The cleanup would not have been possible without the support of The Chiles Group, Mar Vista and the town of Longboat Key. Longboat Key Manager Tom Harmer and his wife, Dee, attended and participated in the cleanup, and Longboat Key Marine Officer Nick Renno patrolled the Intracoastal Waterway to slow boaters.

There were many kayakers present and shore-bound volunteers were ferried to the island by local fishing guide Capt. Casey Lamb and village resident Mark McBride as well as SBW board members Al Jeffery, John Ryan and Steve Martin. Larry Beggs with Reef Innovations brought a barge where volunteers could offload their trash.

Back at the Mar Vista, volunteers created a human chain to load the debris into a truck provided by the town of Longboat Key. One of the people pivotal to the event’s success, James Linkogle, wasn’t able to attend. Linkogle and public works employees cleared and marked trails in the days leading up to the cleanup. Linkogle is projects manager for the Longboat Key Public Works Department.

Volunteers found a wide range of debris including a bed frame, boat cushions, umbrellas, life vests, a boat hull, a tackle box, multiple buckets, crab pots, fishing poles and buoys. All plastics and cans were collected in separate green bags and recycled.

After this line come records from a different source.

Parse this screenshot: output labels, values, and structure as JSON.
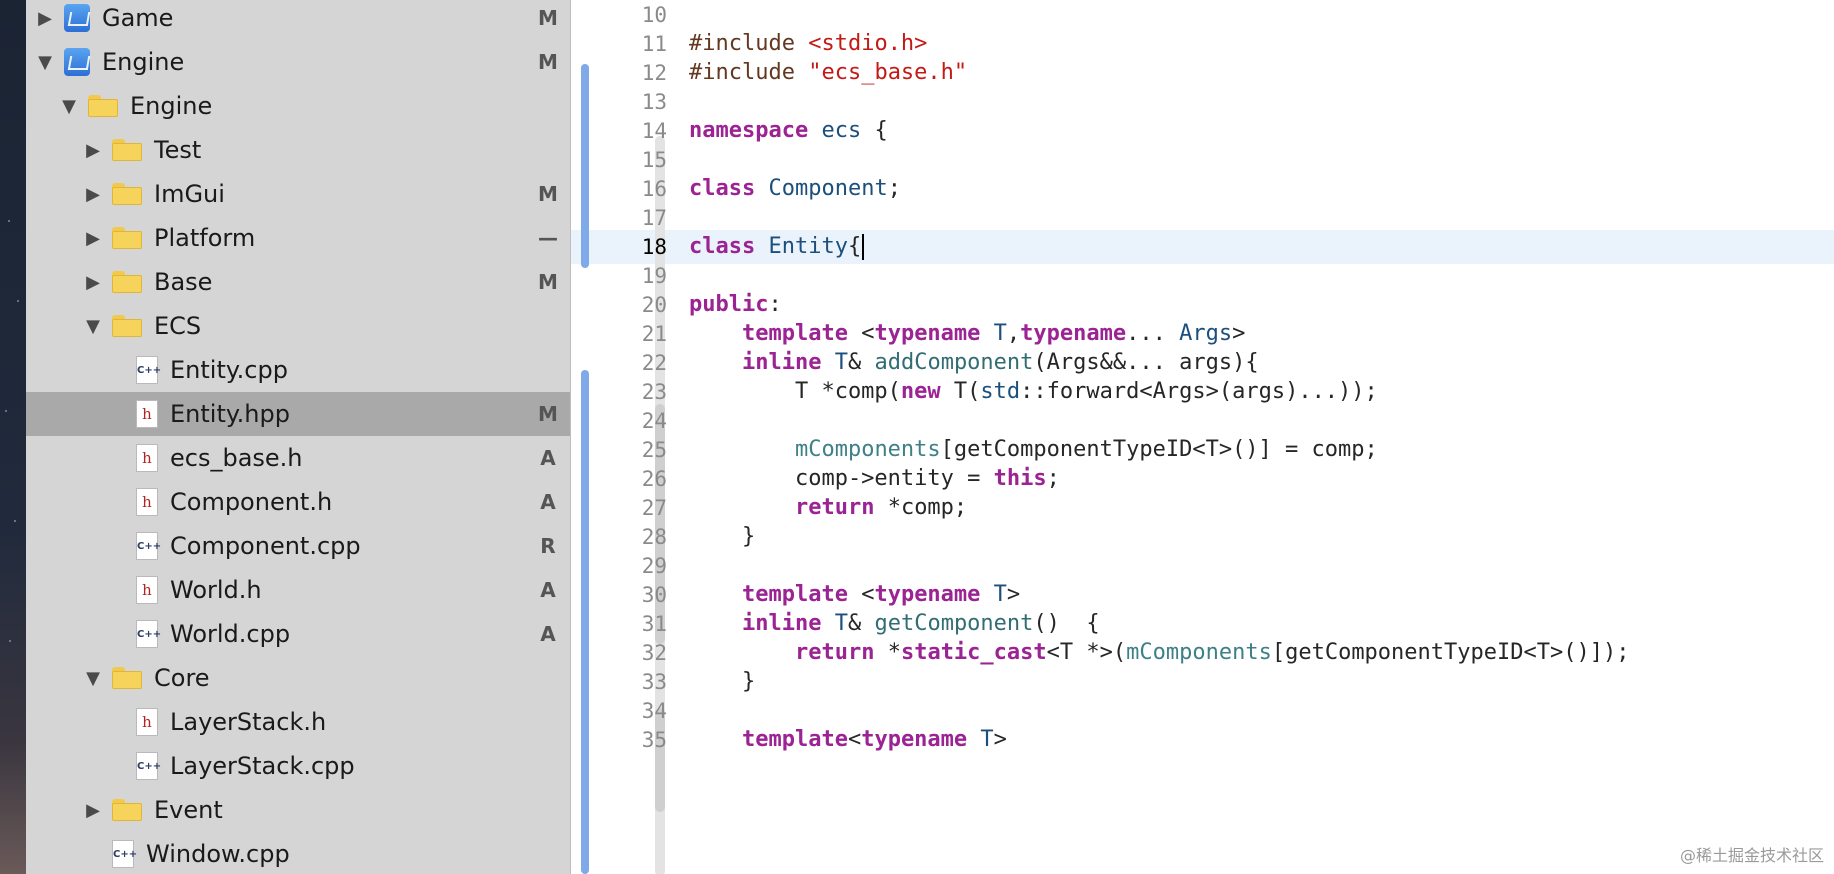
{
  "navigator": {
    "items": [
      {
        "label": "Game",
        "status": "M",
        "icon": "xcode-project-icon",
        "expanded": false,
        "depth": 0,
        "kind": "project"
      },
      {
        "label": "Engine",
        "status": "M",
        "icon": "xcode-project-icon",
        "expanded": true,
        "depth": 0,
        "kind": "project"
      },
      {
        "label": "Engine",
        "status": "",
        "icon": "folder-icon",
        "expanded": true,
        "depth": 1,
        "kind": "folder"
      },
      {
        "label": "Test",
        "status": "",
        "icon": "folder-icon",
        "expanded": false,
        "depth": 2,
        "kind": "folder"
      },
      {
        "label": "ImGui",
        "status": "M",
        "icon": "folder-icon",
        "expanded": false,
        "depth": 2,
        "kind": "folder"
      },
      {
        "label": "Platform",
        "status": "—",
        "icon": "folder-icon",
        "expanded": false,
        "depth": 2,
        "kind": "folder"
      },
      {
        "label": "Base",
        "status": "M",
        "icon": "folder-icon",
        "expanded": false,
        "depth": 2,
        "kind": "folder"
      },
      {
        "label": "ECS",
        "status": "",
        "icon": "folder-icon",
        "expanded": true,
        "depth": 2,
        "kind": "folder"
      },
      {
        "label": "Entity.cpp",
        "status": "",
        "icon": "cpp-file-icon",
        "depth": 3,
        "kind": "cpp"
      },
      {
        "label": "Entity.hpp",
        "status": "M",
        "icon": "header-file-icon",
        "depth": 3,
        "kind": "h",
        "selected": true
      },
      {
        "label": "ecs_base.h",
        "status": "A",
        "icon": "header-file-icon",
        "depth": 3,
        "kind": "h"
      },
      {
        "label": "Component.h",
        "status": "A",
        "icon": "header-file-icon",
        "depth": 3,
        "kind": "h"
      },
      {
        "label": "Component.cpp",
        "status": "R",
        "icon": "cpp-file-icon",
        "depth": 3,
        "kind": "cpp"
      },
      {
        "label": "World.h",
        "status": "A",
        "icon": "header-file-icon",
        "depth": 3,
        "kind": "h"
      },
      {
        "label": "World.cpp",
        "status": "A",
        "icon": "cpp-file-icon",
        "depth": 3,
        "kind": "cpp"
      },
      {
        "label": "Core",
        "status": "",
        "icon": "folder-icon",
        "expanded": true,
        "depth": 2,
        "kind": "folder"
      },
      {
        "label": "LayerStack.h",
        "status": "",
        "icon": "header-file-icon",
        "depth": 3,
        "kind": "h"
      },
      {
        "label": "LayerStack.cpp",
        "status": "",
        "icon": "cpp-file-icon",
        "depth": 3,
        "kind": "cpp"
      },
      {
        "label": "Event",
        "status": "",
        "icon": "folder-icon",
        "expanded": false,
        "depth": 2,
        "kind": "folder"
      },
      {
        "label": "Window.cpp",
        "status": "",
        "icon": "cpp-file-icon",
        "depth": 2,
        "kind": "cpp"
      }
    ]
  },
  "editor": {
    "current_line": 18,
    "lines": [
      {
        "n": "10",
        "tokens": []
      },
      {
        "n": "11",
        "tokens": [
          [
            "pp",
            "#include "
          ],
          [
            "str",
            "<stdio.h>"
          ]
        ]
      },
      {
        "n": "12",
        "tokens": [
          [
            "pp",
            "#include "
          ],
          [
            "str",
            "\"ecs_base.h\""
          ]
        ]
      },
      {
        "n": "13",
        "tokens": []
      },
      {
        "n": "14",
        "tokens": [
          [
            "kw",
            "namespace"
          ],
          [
            "pl",
            " "
          ],
          [
            "type",
            "ecs"
          ],
          [
            "pl",
            " {"
          ]
        ]
      },
      {
        "n": "15",
        "tokens": []
      },
      {
        "n": "16",
        "tokens": [
          [
            "kw",
            "class"
          ],
          [
            "pl",
            " "
          ],
          [
            "type",
            "Component"
          ],
          [
            "pl",
            ";"
          ]
        ]
      },
      {
        "n": "17",
        "tokens": []
      },
      {
        "n": "18",
        "tokens": [
          [
            "kw",
            "class"
          ],
          [
            "pl",
            " "
          ],
          [
            "type",
            "Entity"
          ],
          [
            "pl",
            "{"
          ]
        ],
        "caret": true
      },
      {
        "n": "19",
        "tokens": []
      },
      {
        "n": "20",
        "tokens": [
          [
            "kw",
            "public"
          ],
          [
            "pl",
            ":"
          ]
        ]
      },
      {
        "n": "21",
        "tokens": [
          [
            "pl",
            "    "
          ],
          [
            "kw",
            "template"
          ],
          [
            "pl",
            " <"
          ],
          [
            "kw",
            "typename"
          ],
          [
            "pl",
            " "
          ],
          [
            "type",
            "T"
          ],
          [
            "pl",
            ","
          ],
          [
            "kw",
            "typename"
          ],
          [
            "pl",
            "... "
          ],
          [
            "type",
            "Args"
          ],
          [
            "pl",
            ">"
          ]
        ]
      },
      {
        "n": "22",
        "tokens": [
          [
            "pl",
            "    "
          ],
          [
            "kw",
            "inline"
          ],
          [
            "pl",
            " "
          ],
          [
            "type",
            "T"
          ],
          [
            "pl",
            "& "
          ],
          [
            "fn",
            "addComponent"
          ],
          [
            "pl",
            "(Args&&... args){"
          ]
        ]
      },
      {
        "n": "23",
        "tokens": [
          [
            "pl",
            "        T *comp("
          ],
          [
            "kw",
            "new"
          ],
          [
            "pl",
            " T("
          ],
          [
            "type",
            "std"
          ],
          [
            "pl",
            "::forward<Args>(args)...));"
          ]
        ]
      },
      {
        "n": "24",
        "tokens": []
      },
      {
        "n": "25",
        "tokens": [
          [
            "pl",
            "        "
          ],
          [
            "mem",
            "mComponents"
          ],
          [
            "pl",
            "[getComponentTypeID<T>()] = comp;"
          ]
        ]
      },
      {
        "n": "26",
        "tokens": [
          [
            "pl",
            "        comp->entity = "
          ],
          [
            "kw",
            "this"
          ],
          [
            "pl",
            ";"
          ]
        ]
      },
      {
        "n": "27",
        "tokens": [
          [
            "pl",
            "        "
          ],
          [
            "kw",
            "return"
          ],
          [
            "pl",
            " *comp;"
          ]
        ]
      },
      {
        "n": "28",
        "tokens": [
          [
            "pl",
            "    }"
          ]
        ]
      },
      {
        "n": "29",
        "tokens": []
      },
      {
        "n": "30",
        "tokens": [
          [
            "pl",
            "    "
          ],
          [
            "kw",
            "template"
          ],
          [
            "pl",
            " <"
          ],
          [
            "kw",
            "typename"
          ],
          [
            "pl",
            " "
          ],
          [
            "type",
            "T"
          ],
          [
            "pl",
            ">"
          ]
        ]
      },
      {
        "n": "31",
        "tokens": [
          [
            "pl",
            "    "
          ],
          [
            "kw",
            "inline"
          ],
          [
            "pl",
            " "
          ],
          [
            "type",
            "T"
          ],
          [
            "pl",
            "& "
          ],
          [
            "fn",
            "getComponent"
          ],
          [
            "pl",
            "()  {"
          ]
        ]
      },
      {
        "n": "32",
        "tokens": [
          [
            "pl",
            "        "
          ],
          [
            "kw",
            "return"
          ],
          [
            "pl",
            " *"
          ],
          [
            "kw",
            "static_cast"
          ],
          [
            "pl",
            "<T *>("
          ],
          [
            "mem",
            "mComponents"
          ],
          [
            "pl",
            "[getComponentTypeID<T>()]);"
          ]
        ]
      },
      {
        "n": "33",
        "tokens": [
          [
            "pl",
            "    }"
          ]
        ]
      },
      {
        "n": "34",
        "tokens": []
      },
      {
        "n": "35",
        "tokens": [
          [
            "pl",
            "    "
          ],
          [
            "kw",
            "template"
          ],
          [
            "pl",
            "<"
          ],
          [
            "kw",
            "typename"
          ],
          [
            "pl",
            " "
          ],
          [
            "type",
            "T"
          ],
          [
            "pl",
            ">"
          ]
        ]
      }
    ]
  },
  "watermark": "@稀土掘金技术社区",
  "colors": {
    "keyword": "#9b2393",
    "preprocessor": "#643820",
    "string": "#c41a16",
    "type": "#1c4f7c",
    "function": "#326d74",
    "member": "#3e8087",
    "change_bar": "#7fa9e8",
    "selection": "#a9a9a9",
    "navigator_bg": "#d5d5d5"
  }
}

At 11:30 a.m., everyone headed back to the Mar Vista where they were treated to a complimentary lunch of hamburgers, chicken sandwiches, Caesar salad and all the trimmings. Before everyone left, SBW Co-President Larry Stults explained the mission of Sarasota Bay Watch, the motto of which is “A Healthy Bay Is Everybody’s Business.”

SBW has been conducting a scallop restoration project for many years and this year will be releasing 200,000 Southern hard-shell clams into bay waters. The clams are being raised by a clam farmer in Pine Island Sound and will, hopefully, kick-start the return of clams, which have been disappearing from bay waters.

At the end of the day, volunteers expressed their enthusiasm for a day of camaraderie, good deeds and a new appreciation for the importance of working to create a healthy bay.